Verizon appears poised to let brands sponsor your TV watching.
Sometime this summer Verizon will launch in the U.S. an ad-supported TV service delivered via the internet. The service will feature live and on-demand programming as well as programming from digital video networks like AwesomenessTV, Verizon Exec VP-President of Product Innovation and New Business Marnie Walden said during a conference call Tuesday morning to announce the close of its AOL acquisition.
She referred to the service -- whose underlying technology Verizon acquired from Intel -- as a "mobile-first video product."
Internet-delivered TV sounds like a great idea. Streaming video over the internet instead of through a cable box means that people can watch TV on any device they want wherever they are. But all of that content comes with the cost of piping that data -- and video packs more data than any other type of content -- to people's devices.
Verizon could assume the cost of that data, which would weigh down its profits. It could pass on the data costs to its customers by charging them for the amount of data that they use similar to the way it sells wireless data plans, which would aggravate its customers. Or it could ask the programmers like AwesomenessTV to pay for the data people use to watch their content, which would run afoul of the FCC's net neutrality rules.
Verizon has come up with another option. The company will let advertisers pick up the bill. "Ad-sponsored data is part of the product offering," said Ms. Walden of Verizon's upcoming internet TV service. She added that there would also be "premium offerings" but did not specify whether that means people would be able to pay for an ad-free version of the service.
Ms. Walden didn't detail how Verizon's sponsored data program would work, but its biggest rival AT&T already operates a sponsored data program that could offer a peek into Verizon's plans. In January 2014 AT&T announced that brands would be able to pay AT&T to cover the costs of streaming data for particular sites or apps to AT&T's wireless customers. The customers get to check out those sites or apps without adding to their wireless bills, marketers get to put their brand in front of those people and AT&T gets to protect its profits.

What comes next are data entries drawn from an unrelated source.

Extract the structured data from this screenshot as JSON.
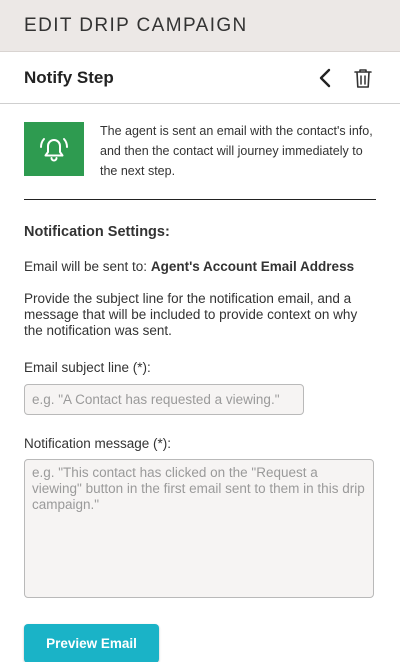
{
  "header": {
    "title": "EDIT DRIP CAMPAIGN"
  },
  "step": {
    "title": "Notify Step",
    "back_icon": "chevron-left-icon",
    "delete_icon": "trash-icon"
  },
  "info": {
    "icon": "bell-alert-icon",
    "icon_bg": "#2e9b50",
    "text": "The agent is sent an email with the contact's info, and then the contact will journey immediately to the next step."
  },
  "settings": {
    "title": "Notification Settings:",
    "recipient_prefix": "Email will be sent to:",
    "recipient_value": "Agent's Account Email Address",
    "help": "Provide the subject line for the notification email, and a message that will be included to provide context on why the notification was sent.",
    "subject_label": "Email subject line (*):",
    "subject_placeholder": "e.g. \"A Contact has requested a viewing.\"",
    "subject_value": "",
    "message_label": "Notification message (*):",
    "message_placeholder": "e.g. \"This contact has clicked on the \"Request a viewing\" button in the first email sent to them in this drip campaign.\"",
    "message_value": ""
  },
  "actions": {
    "preview_label": "Preview Email",
    "preview_color": "#1ab3c7"
  }
}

Asked whether letting brands sponsor the service's data would violate the FCC's net neutrality rules -- which prohibit a company like Verizon from letting someone pay to prioritize the delivery of specific content over other content -- Ms. Walden said, "we believe we are well within the ability to do that." The FCC's net neutrality rules appear to permit the kind of sponsored data program that AT&T runs and Verizon is preparing to run.
While Verizon operates its own internet and wireless services that people could use to stream its upcoming internet TV service, the service will also work over its competitors' internet and wireless services. However some features will only work when streamed through Verizon's pipes, such as "multicast for live delivery," Ms. Walden said. That appears to mean the ability for one customer to stream live programming from the internet TV service across multiple devices at the same time.
Sponsoring people's TV watching won't be the only way for brands to advertise on Verizon's internet TV service. The service will also carry ads sourced from AOL, which sells ads directly and also operates a suite of ad-tech tools to automate ad sales through real-time auctions.